We used to spend a lot more time on social media and be very concerned with likes, but the reality for us was that likes and follows did not directly correlate to sales and revenue. We use social media, primarily Instagram, as a medium for connecting with our customers and sharing recipes for consumer education.
We now invest our time into our newsletter – it’s primarily purpose is connecting with our customers to update them about Soom and share additional recipes to use Soom products. We have several Call-To-Action throughout the newsletter, primarily linking to our shop page, but also linking to our blog and recipe index. This fulfills our primarily mission of authentically connecting with our customers.
We trust they’ll buy from us when they need more tahini – our job is to encourage them to use our products more!
We connect with and retain our restaurant customers by visiting them in person to maintain a more personal relationship, and also include them on our social media and newsletters when it’s appropriate.
What does the future look like?
We reached profitability by the end of 2017 and decided to re-invest into our growth and are no longer profitable.
We have three sales channels – food service/ restaurants, ecommerce (soomfoods.com and Amazon) and brick and mortar.
The breakdown is about 60% Food Service and 40% Consumer (mostly online) We’ve partnered with distributors in over half of the States to reach restaurants, and have one retail distributors that sells our products between Northern Virginia and Connecticut.
Our goal is to invest into product development to expand our space in the nut butter category, and develop new tahini products for other categories.
Through starting Soom Foods, what have you learned?
We’ve learned the most through mistakes we made. A big thing we learned is that we do not want to create or sell a perishable product. We spent about 10 months (and a lot of money!) developing a tahini dip for the dairy/hummus category.
The product was delicious but the customer understanding of tahini was too novice.

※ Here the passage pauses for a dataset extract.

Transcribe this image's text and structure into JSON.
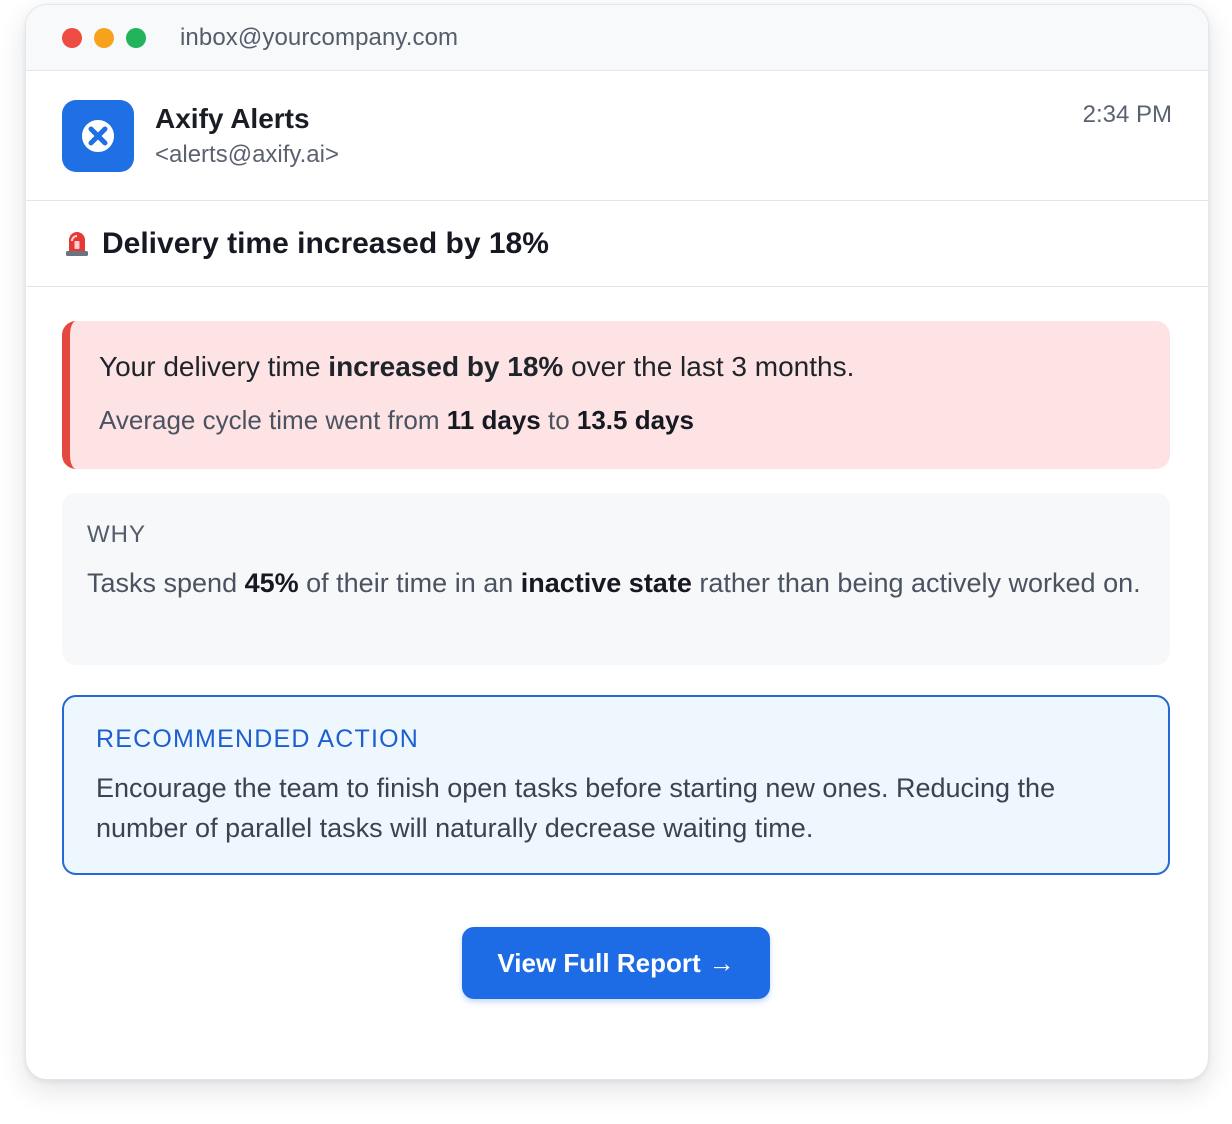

Since it was perishable, we spent a lot of resources keeping the product moving off the shelves to keep up with the expiration date.
We could say our timing was lucky, but we thought long and hard when we started the company about how tahini would fit into emerging food trends – namely the mediterreanean diet, the rising interest of Middle Eastern cuisine in the restaurant and fast casual industries, and diet trends like paleo, whole30 and vegan/plant based eating.
My takeaway is to really think about all the ways your product fits into current and future dietary wants and needs in the market, hopefully it’s in lots of ways so you have a large pipeline of marketing and sales opportunities.
What are the tools you couldn’t operate your business without?
Any books that have influenced you?
Early on I read “Rubies in the Orchard” by Linda Resnick, a founder of POM. I read it filling in “tahini” or “sesame” for pomegranates throughout her wise words of how to find intrinsic values of a product to meet consumer’s desires.
I also love the book “Presence” by Amy Cuddy. I find interpersonal communication techniques to be crucial in connecting authentically with potential and current customers.
Advice for other food entrepreneurs?
- Don’t be afraid to try something, but be sure to have a timeline to evaluate if it’s working or not.
- Your product doesn’t need to be perfect to start sharing it with people or even selling it. It just needs to be good enough. Nothing can help shape a product into a great product better than honest consumer feedback.
- Try to discern what’s “fluff” and what’s truly important for an early stage venture. Important: a good, safe product. “Fluff” how pretty your website is.